To get to the schedular requirements for one disability meeting the 60% or 40% levels under §4.16, VA allows some disabilities that are rated separately to be combined into one disability. Those include:

  1. Disabilities of one or both arms;
  2. Disabilities of one or both legs;
  3. Disabilities that came from the same cause, i.e. a common etiology or a single accident;
  4. Disabilities affecting a single body system, such as orthopedic, digestive, respiratory, cardiovascular-renal, or neuropsychiatric;
  5. Multiple injuries incurred in action; or
  6. Multiple disabilities incurred as a prisoner of war.

VA often will not consider these combination requirements properly, and many veterans do not know they exist. These combinations can be very powerful tools to help the veteran meet the requirements of §4.16.

Even Vets Who Fall Short of the Schedular Requirements of §4.16 Can Get Unemployability

The VA often ignores unemployability for veterans that do not meet the percentage requirements of the regulation. However, the plain text off §4.16(b) plainly states that VA must send “to the Director, Compensation Service, for extra-schedular consideration all cases of veterans who are unemployable by reason of service-connected disabilities, but who fail to meet the percentage standards set forth in paragraph (a) of this section.”

This means that any veteran who cannot work because of their service-connected disabilities can qualify for unemployability. This includes vets who do not meet the percentage requirements of having one disability at 60% or multiple disabilities at 70%. If the VA has denied a claim by a veteran for unemployability who does not have the required rating percentages, it still had to send that vet’s claim out to the Director of Compensation for extra-schedular TDIU consideration. VA almost always fails to do this, and it is the basis for a valid appeal.

What Does VA Consider To Decide TDIU Claims?

The law requires VA to evaluate several things to decide if a veteran is unemployable, including the veteran’s:

  1. service-connected disabilities;
  2. employment history;
  3. education; and
  4. past work history and job training.

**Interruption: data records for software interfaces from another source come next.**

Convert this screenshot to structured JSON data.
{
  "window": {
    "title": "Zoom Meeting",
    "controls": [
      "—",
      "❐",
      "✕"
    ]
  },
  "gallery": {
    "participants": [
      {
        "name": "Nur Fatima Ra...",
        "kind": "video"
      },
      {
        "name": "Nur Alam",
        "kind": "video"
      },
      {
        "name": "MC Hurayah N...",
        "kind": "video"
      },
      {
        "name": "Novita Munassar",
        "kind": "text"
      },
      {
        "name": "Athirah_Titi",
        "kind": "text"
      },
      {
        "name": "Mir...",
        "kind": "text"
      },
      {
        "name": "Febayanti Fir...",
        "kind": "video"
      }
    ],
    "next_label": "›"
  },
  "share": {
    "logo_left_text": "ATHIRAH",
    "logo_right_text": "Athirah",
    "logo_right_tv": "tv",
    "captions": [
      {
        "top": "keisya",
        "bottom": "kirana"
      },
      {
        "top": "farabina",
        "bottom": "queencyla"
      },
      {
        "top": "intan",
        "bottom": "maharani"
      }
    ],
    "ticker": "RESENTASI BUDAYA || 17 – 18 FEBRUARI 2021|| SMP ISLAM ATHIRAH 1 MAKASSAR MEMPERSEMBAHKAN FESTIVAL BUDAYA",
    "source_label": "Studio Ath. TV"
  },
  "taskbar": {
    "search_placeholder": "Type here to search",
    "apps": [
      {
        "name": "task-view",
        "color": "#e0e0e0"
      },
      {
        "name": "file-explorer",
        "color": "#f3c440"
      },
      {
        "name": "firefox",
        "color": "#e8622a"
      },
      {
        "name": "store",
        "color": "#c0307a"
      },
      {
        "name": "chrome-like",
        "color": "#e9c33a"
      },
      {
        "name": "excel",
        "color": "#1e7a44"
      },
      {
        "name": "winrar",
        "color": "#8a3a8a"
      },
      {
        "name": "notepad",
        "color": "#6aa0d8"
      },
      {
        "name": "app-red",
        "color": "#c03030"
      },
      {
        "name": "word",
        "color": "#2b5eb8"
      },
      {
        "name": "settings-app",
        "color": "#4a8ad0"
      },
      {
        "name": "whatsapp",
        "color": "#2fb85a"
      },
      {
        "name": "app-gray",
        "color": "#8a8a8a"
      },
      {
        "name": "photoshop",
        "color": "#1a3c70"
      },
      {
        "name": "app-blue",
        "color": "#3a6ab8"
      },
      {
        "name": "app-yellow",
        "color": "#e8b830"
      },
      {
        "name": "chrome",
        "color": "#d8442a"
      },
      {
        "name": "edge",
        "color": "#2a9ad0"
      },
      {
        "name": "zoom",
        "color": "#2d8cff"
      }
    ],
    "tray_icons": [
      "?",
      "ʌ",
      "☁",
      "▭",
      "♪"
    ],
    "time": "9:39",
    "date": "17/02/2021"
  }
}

VA may not consider age as a factor in individual unemployability claims. That means that a disabled veteran can still qualify for an extra-schedular total disability rating even when they are over retirement age.

TDIU Can Sometimes Still Be Paid If a Vet is Working

Marginal Employment

The unemployability regulation plainly states that some work will not be considered by VA to determine if a vet qualifies. A veteran can work and still qualify for TDIU, but only if they are working in what the VA calls “marginal employment,” which is a job that pays less than the poverty threshold announced by the U.S. government.  This is currently just over $1,000 per month for a single veteran and slightly over $1,400 for a married veteran.  The amount increases with the number of people in your household)  The bottom line is that a veteran can work some and still qualify for TDIU, but they need good wage records to prove they are under the marginal employment cap.

Sheltered Work

If a veteran is working in a protected or sheltered workplace, they can still qualify for TDIU as well. Examples of this type of work might be in a family business, where strict attendance is not required or working for a friend or creates a job with very limited job duties that would not exist elsewhere.

Takeaway:

Individual Unemployability is an extra-schedular path to get paid at the full100% total rating amount, though a 100% schedular rating is not awarded. Veterans who cannot work because of their service connected disabilities should consider filing a VA Form 21-8940 (Veteran’s Application for Increased Compensation Based on Unemployability) immediately to start the process of getting TDIU benefits.

Learn More About VA Individual Unemployability

If you are looking for a Veterans disability lawyer to handle a denied Individual Unemployability claim, call us toll-free nationwide at (866) 233-5044 or use our online contact form to schedule an appointment with one of our VA disability attorneys. Our VA disability lawyers help veterans and their families recover the VA service-connected compensation they deserve after a claim denial. We handle TDIU cases all over the country for vets just like you. Contact our firm today for a free consultation.